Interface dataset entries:
▽
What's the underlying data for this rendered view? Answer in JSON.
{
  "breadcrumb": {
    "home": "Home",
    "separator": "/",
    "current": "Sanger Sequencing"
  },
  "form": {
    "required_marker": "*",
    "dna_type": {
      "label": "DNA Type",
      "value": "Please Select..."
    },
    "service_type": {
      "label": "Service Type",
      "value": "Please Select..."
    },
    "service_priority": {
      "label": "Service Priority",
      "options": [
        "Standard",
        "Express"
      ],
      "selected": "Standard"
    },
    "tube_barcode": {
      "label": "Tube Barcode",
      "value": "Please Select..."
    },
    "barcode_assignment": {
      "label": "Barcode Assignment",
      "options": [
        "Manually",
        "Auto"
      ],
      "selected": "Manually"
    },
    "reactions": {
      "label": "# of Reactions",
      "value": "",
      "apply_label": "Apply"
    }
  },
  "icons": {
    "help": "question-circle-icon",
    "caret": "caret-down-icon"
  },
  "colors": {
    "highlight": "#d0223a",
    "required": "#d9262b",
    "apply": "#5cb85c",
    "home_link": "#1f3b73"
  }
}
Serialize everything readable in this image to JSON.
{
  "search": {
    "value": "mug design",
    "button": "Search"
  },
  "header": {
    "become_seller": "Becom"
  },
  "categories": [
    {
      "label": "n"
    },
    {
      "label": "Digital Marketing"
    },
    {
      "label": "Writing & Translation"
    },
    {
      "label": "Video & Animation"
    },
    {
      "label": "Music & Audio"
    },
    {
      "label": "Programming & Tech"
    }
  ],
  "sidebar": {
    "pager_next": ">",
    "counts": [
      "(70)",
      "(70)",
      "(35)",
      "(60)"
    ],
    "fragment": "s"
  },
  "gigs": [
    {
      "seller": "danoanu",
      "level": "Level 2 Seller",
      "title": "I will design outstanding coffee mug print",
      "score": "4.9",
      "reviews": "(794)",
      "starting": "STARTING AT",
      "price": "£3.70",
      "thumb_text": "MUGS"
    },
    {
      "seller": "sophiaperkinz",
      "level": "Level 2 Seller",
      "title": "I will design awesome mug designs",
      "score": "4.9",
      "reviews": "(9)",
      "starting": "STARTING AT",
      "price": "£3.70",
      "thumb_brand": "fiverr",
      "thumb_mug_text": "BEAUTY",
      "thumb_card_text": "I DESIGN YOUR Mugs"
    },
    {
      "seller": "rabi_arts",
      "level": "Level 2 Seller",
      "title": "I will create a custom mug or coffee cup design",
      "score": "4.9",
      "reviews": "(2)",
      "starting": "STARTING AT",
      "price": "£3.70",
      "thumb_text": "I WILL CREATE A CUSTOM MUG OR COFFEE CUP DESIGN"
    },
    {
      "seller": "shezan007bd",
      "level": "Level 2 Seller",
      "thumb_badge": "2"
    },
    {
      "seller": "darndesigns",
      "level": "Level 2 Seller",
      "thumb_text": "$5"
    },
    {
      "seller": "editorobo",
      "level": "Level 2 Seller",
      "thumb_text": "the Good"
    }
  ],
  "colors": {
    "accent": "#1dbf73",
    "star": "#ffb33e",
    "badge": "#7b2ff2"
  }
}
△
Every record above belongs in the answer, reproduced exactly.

- _Finished task_:
What's the underlying data for this rendered view? Answer in JSON.
{
  "breadcrumb": {
    "home": "Home",
    "separator": "/",
    "current": "Sanger Sequencing"
  },
  "form": {
    "required_marker": "*",
    "dna_type": {
      "label": "DNA Type",
      "value": "Please Select..."
    },
    "service_type": {
      "label": "Service Type",
      "value": "Please Select..."
    },
    "service_priority": {
      "label": "Service Priority",
      "options": [
        "Standard",
        "Express"
      ],
      "selected": "Standard"
    },
    "tube_barcode": {
      "label": "Tube Barcode",
      "value": "Please Select..."
    },
    "barcode_assignment": {
      "label": "Barcode Assignment",
      "options": [
        "Manually",
        "Auto"
      ],
      "selected": "Manually"
    },
    "reactions": {
      "label": "# of Reactions",
      "value": "",
      "apply_label": "Apply"
    }
  },
  "icons": {
    "help": "question-circle-icon",
    "caret": "caret-down-icon"
  },
  "colors": {
    "highlight": "#d0223a",
    "required": "#d9262b",
    "apply": "#5cb85c",
    "home_link": "#1f3b73"
  }
}
Serialize everything readable in this image to JSON.
{
  "search": {
    "value": "mug design",
    "button": "Search"
  },
  "header": {
    "become_seller": "Becom"
  },
  "categories": [
    {
      "label": "n"
    },
    {
      "label": "Digital Marketing"
    },
    {
      "label": "Writing & Translation"
    },
    {
      "label": "Video & Animation"
    },
    {
      "label": "Music & Audio"
    },
    {
      "label": "Programming & Tech"
    }
  ],
  "sidebar": {
    "pager_next": ">",
    "counts": [
      "(70)",
      "(70)",
      "(35)",
      "(60)"
    ],
    "fragment": "s"
  },
  "gigs": [
    {
      "seller": "danoanu",
      "level": "Level 2 Seller",
      "title": "I will design outstanding coffee mug print",
      "score": "4.9",
      "reviews": "(794)",
      "starting": "STARTING AT",
      "price": "£3.70",
      "thumb_text": "MUGS"
    },
    {
      "seller": "sophiaperkinz",
      "level": "Level 2 Seller",
      "title": "I will design awesome mug designs",
      "score": "4.9",
      "reviews": "(9)",
      "starting": "STARTING AT",
      "price": "£3.70",
      "thumb_brand": "fiverr",
      "thumb_mug_text": "BEAUTY",
      "thumb_card_text": "I DESIGN YOUR Mugs"
    },
    {
      "seller": "rabi_arts",
      "level": "Level 2 Seller",
      "title": "I will create a custom mug or coffee cup design",
      "score": "4.9",
      "reviews": "(2)",
      "starting": "STARTING AT",
      "price": "£3.70",
      "thumb_text": "I WILL CREATE A CUSTOM MUG OR COFFEE CUP DESIGN"
    },
    {
      "seller": "shezan007bd",
      "level": "Level 2 Seller",
      "thumb_badge": "2"
    },
    {
      "seller": "darndesigns",
      "level": "Level 2 Seller",
      "thumb_text": "$5"
    },
    {
      "seller": "editorobo",
      "level": "Level 2 Seller",
      "thumb_text": "the Good"
    }
  ],
  "colors": {
    "accent": "#1dbf73",
    "star": "#ffb33e",
    "badge": "#7b2ff2"
  }
}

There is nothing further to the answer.